» **Problem requirements**
Pictures aside, the data must be reproduced exactly.

» **Given data**
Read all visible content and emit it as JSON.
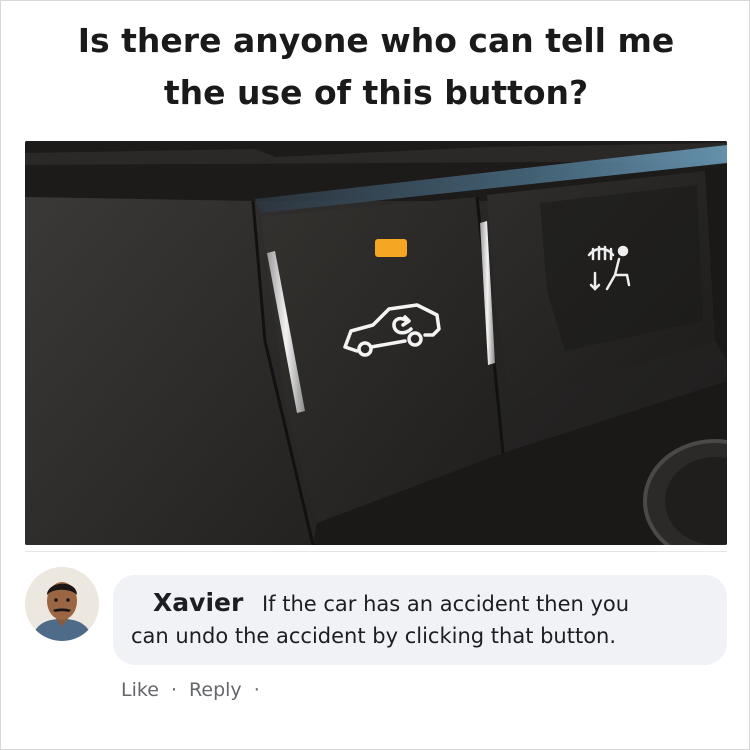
{
  "post": {
    "headline_line1": "Is there anyone who can tell me",
    "headline_line2": "the use of this button?"
  },
  "photo": {
    "subject": "car-dashboard-button-icon",
    "indicator_color": "#f5a623"
  },
  "comment": {
    "author": "Xavier",
    "text_line1": "If the car has an accident then you",
    "text_line2": "can undo the accident by clicking that button.",
    "actions": {
      "like": "Like",
      "separator": "·",
      "reply": "Reply",
      "trailing_separator": "·"
    }
  },
  "colors": {
    "bubble_bg": "#f0f2f5",
    "action_text": "#65676b",
    "headline_text": "#1a1a1a"
  }
}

» **Result of the task**
Read all visible content and emit it as JSON.
{
  "post": {
    "headline_line1": "Is there anyone who can tell me",
    "headline_line2": "the use of this button?"
  },
  "photo": {
    "subject": "car-dashboard-button-icon",
    "indicator_color": "#f5a623"
  },
  "comment": {
    "author": "Xavier",
    "text_line1": "If the car has an accident then you",
    "text_line2": "can undo the accident by clicking that button.",
    "actions": {
      "like": "Like",
      "separator": "·",
      "reply": "Reply",
      "trailing_separator": "·"
    }
  },
  "colors": {
    "bubble_bg": "#f0f2f5",
    "action_text": "#65676b",
    "headline_text": "#1a1a1a"
  }
}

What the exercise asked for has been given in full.